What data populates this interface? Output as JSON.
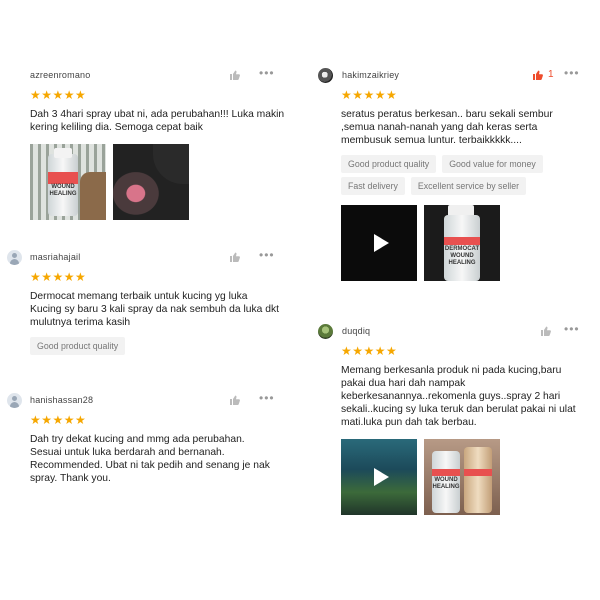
{
  "reviews": [
    {
      "username": "azreenromano",
      "stars": "★★★★★",
      "text": "Dah 3 4hari spray ubat ni, ada perubahan!!! Luka makin kering keliling dia. Semoga cepat baik",
      "media_label": "WOUND\nHEALING"
    },
    {
      "username": "masriahajail",
      "stars": "★★★★★",
      "text": "Dermocat memang terbaik untuk kucing yg luka Kucing sy baru 3 kali spray da nak sembuh da luka dkt mulutnya terima kasih",
      "tags": [
        "Good product quality"
      ]
    },
    {
      "username": "hanishassan28",
      "stars": "★★★★★",
      "text": "Dah try dekat kucing and mmg ada perubahan. Sesuai untuk luka berdarah and bernanah. Recommended. Ubat ni tak pedih and senang je nak spray. Thank you."
    },
    {
      "username": "hakimzaikriey",
      "stars": "★★★★★",
      "like_count": "1",
      "text": "seratus peratus berkesan.. baru sekali sembur ,semua nanah-nanah yang dah keras serta membusuk semua luntur. terbaikkkkk....",
      "tags": [
        "Good product quality",
        "Good value for money",
        "Fast delivery",
        "Excellent service by seller"
      ],
      "media_label": "DERMOCAT\nWOUND\nHEALING"
    },
    {
      "username": "duqdiq",
      "stars": "★★★★★",
      "text": "Memang berkesanla produk ni pada kucing,baru pakai dua hari dah nampak keberkesanannya..rekomenla guys..spray 2 hari sekali..kucing sy luka teruk dan berulat pakai ni ulat mati.luka pun dah tak berbau.",
      "media_label": "WOUND\nHEALING"
    }
  ],
  "colors": {
    "star": "#f6a700",
    "liked": "#ee4d2d",
    "tag_bg": "#f2f2f2"
  },
  "icons": {
    "like": "thumbs-up-icon",
    "more": "more-dots-icon",
    "play": "play-icon"
  }
}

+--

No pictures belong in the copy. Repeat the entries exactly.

# Reply to the task:
What data populates this interface? Output as JSON.
{
  "reviews": [
    {
      "username": "azreenromano",
      "stars": "★★★★★",
      "text": "Dah 3 4hari spray ubat ni, ada perubahan!!! Luka makin kering keliling dia. Semoga cepat baik",
      "media_label": "WOUND\nHEALING"
    },
    {
      "username": "masriahajail",
      "stars": "★★★★★",
      "text": "Dermocat memang terbaik untuk kucing yg luka Kucing sy baru 3 kali spray da nak sembuh da luka dkt mulutnya terima kasih",
      "tags": [
        "Good product quality"
      ]
    },
    {
      "username": "hanishassan28",
      "stars": "★★★★★",
      "text": "Dah try dekat kucing and mmg ada perubahan. Sesuai untuk luka berdarah and bernanah. Recommended. Ubat ni tak pedih and senang je nak spray. Thank you."
    },
    {
      "username": "hakimzaikriey",
      "stars": "★★★★★",
      "like_count": "1",
      "text": "seratus peratus berkesan.. baru sekali sembur ,semua nanah-nanah yang dah keras serta membusuk semua luntur. terbaikkkkk....",
      "tags": [
        "Good product quality",
        "Good value for money",
        "Fast delivery",
        "Excellent service by seller"
      ],
      "media_label": "DERMOCAT\nWOUND\nHEALING"
    },
    {
      "username": "duqdiq",
      "stars": "★★★★★",
      "text": "Memang berkesanla produk ni pada kucing,baru pakai dua hari dah nampak keberkesanannya..rekomenla guys..spray 2 hari sekali..kucing sy luka teruk dan berulat pakai ni ulat mati.luka pun dah tak berbau.",
      "media_label": "WOUND\nHEALING"
    }
  ],
  "colors": {
    "star": "#f6a700",
    "liked": "#ee4d2d",
    "tag_bg": "#f2f2f2"
  },
  "icons": {
    "like": "thumbs-up-icon",
    "more": "more-dots-icon",
    "play": "play-icon"
  }
}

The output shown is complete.